Frankly, it warms my heart to read about scientists critiquing their colleagues’ work ruthlessly. I like my scientists second-guessing themselves. I also like them doing what they can to stamp out any interference in their research by the militantly ignorant.

Only a public horribly ignorant of the methods of science could possibly be taken in by such a travesty of lazy, biased reporting.

The timing of the leaks is obviously calculated to disrupt the upcoming UN climate change conference in Durban. Representatives of developing countries already affected by global warming are considering ‘occupying’ the talks to try to push for an international action plan. That this isn’t getting more coverage alongside the leaks is another media scandal.

With each new piece of data in the public sphere, I find myself even more dumbstruck by the sheer selfishness of the denier project. Irresponsible reporting makes journalists part of the problem. It’s no wonder that journalists are the least trusted group of professionals in Australia.

That a few people seem to think climate scientist Phil Jones is an incompetent dick is hardly newsworthy, and it says a lot less about the validity of climate science as a whole. Phil Jones has already responded to the latest leaks.

Have the media already forgotten that massive independent study – funded by deniers – that was published last month and showed unequivocally that the planet is inarguably warming? Earlier this month, more data was released indicating that we only have another five years to drastically cut our greenhouse gas emissions if we want to avert catastrophic global warming.

The current fixation on what was happening in the world of climate science last decade is also plainly ridiculous. Science isn’t static. Anyone who thinks it is simply doesn’t know anything about science, and therefore isn’t qualified to make credible comments on the work of scientists.

It’s also interesting to note that the contents of the dump totalled at around 5,000 emails. Perhaps the most brazen demonstration of the stupidity of the leakers isn’t that they intentionally quote-mined emails they released alongside the original emails, but that they added this little nugget to their maliciously deficient little text file:

The rest, some 220.000, are encrypted for various reasons.
We are not planning to publicly release the passphrase.

Why the fuck not? I’m sceptical; I want to know these ‘various reasons’. They saw fit to include emails containing little more than holiday greetings and similar banalities. How do these disingenuous tools decide on which emails to withhold? 220,000 emails is an awful lot to withhold.

Even the worst of the so-called deceptions alleged to have been perpetrated by the scientists at the centre of the current propaganda campaign are nothing on those perpetrated by their denialist detractors. I covered some of these demonstrable crimes in my defence of the science behind anthropogenic global warming, which you can read here.
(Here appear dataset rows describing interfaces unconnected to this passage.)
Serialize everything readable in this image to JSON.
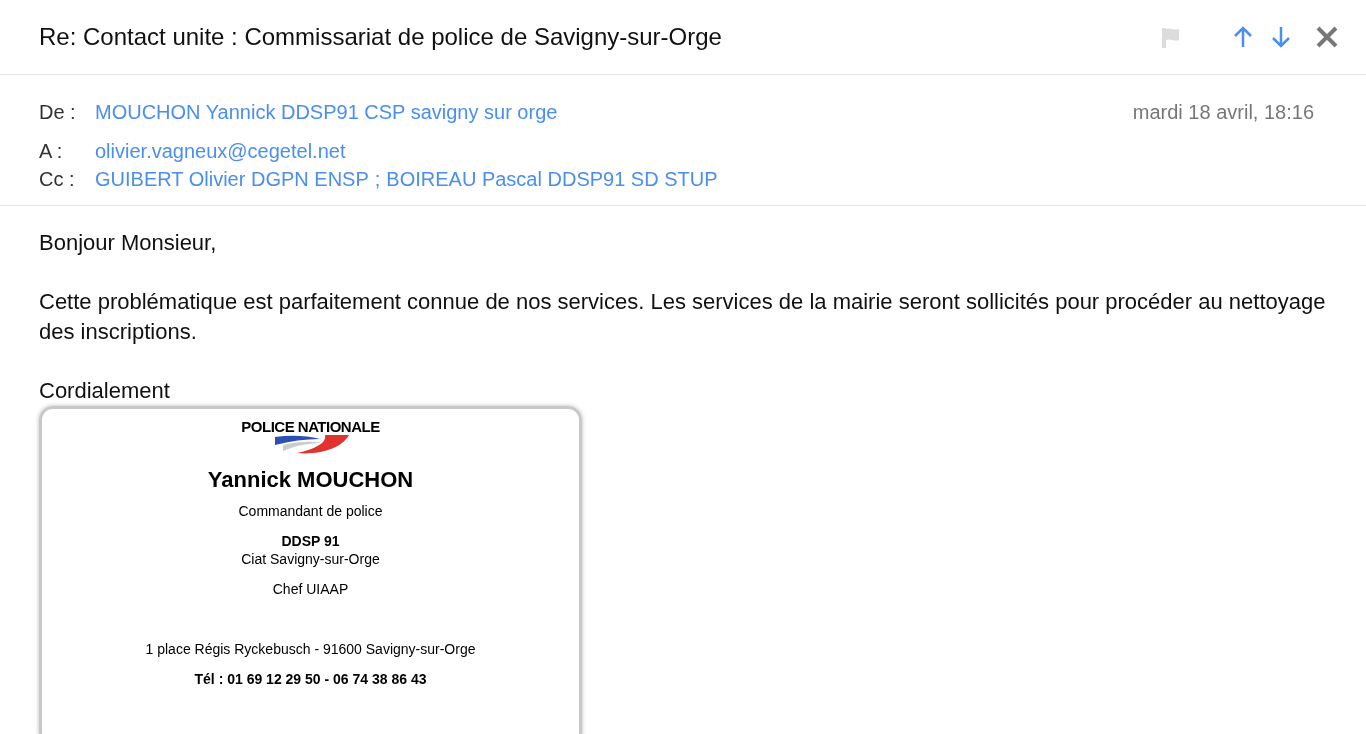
{
  "header": {
    "subject": "Re: Contact unite : Commissariat de police de Savigny-sur-Orge",
    "flagged": false
  },
  "fields": [
    {
      "label": "De :",
      "recipients": [
        "MOUCHON Yannick DDSP91 CSP savigny sur orge"
      ],
      "date": "mardi 18 avril, 18:16"
    },
    {
      "label": "A :",
      "recipients": [
        "olivier.vagneux@cegetel.net"
      ]
    },
    {
      "label": "Cc :",
      "recipients": [
        "GUIBERT Olivier DGPN ENSP",
        "BOIREAU Pascal DDSP91 SD STUP"
      ],
      "separator": ";"
    }
  ],
  "body": [
    "Bonjour Monsieur,",
    "Cette problématique est parfaitement connue  de nos services. Les services de la mairie seront sollicités pour procéder au nettoyage des inscriptions.",
    "Cordialement"
  ],
  "signature": {
    "logo_text": "POLICE NATIONALE",
    "name": "Yannick MOUCHON",
    "title": "Commandant de police",
    "unit": "DDSP 91",
    "office": "Ciat Savigny-sur-Orge",
    "role": "Chef UIAAP",
    "address": "1 place Régis Ryckebusch - 91600 Savigny-sur-Orge",
    "phone": "Tél : 01 69 12 29 50 - 06 74 38 86 43"
  }
}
Urgh.

I invite you to look through the emails themselves here. There is a remarkable preponderance of no absolutely evidence of scientists trying to mislead the public. In fact, they appear to have been making every effort to not mislead the public. I know, right?

You can read some worthy coverage here and here.

Update: Check out the RealClimate team’s responses to this whole drama here. (Link thanks to the amazing Tamino.)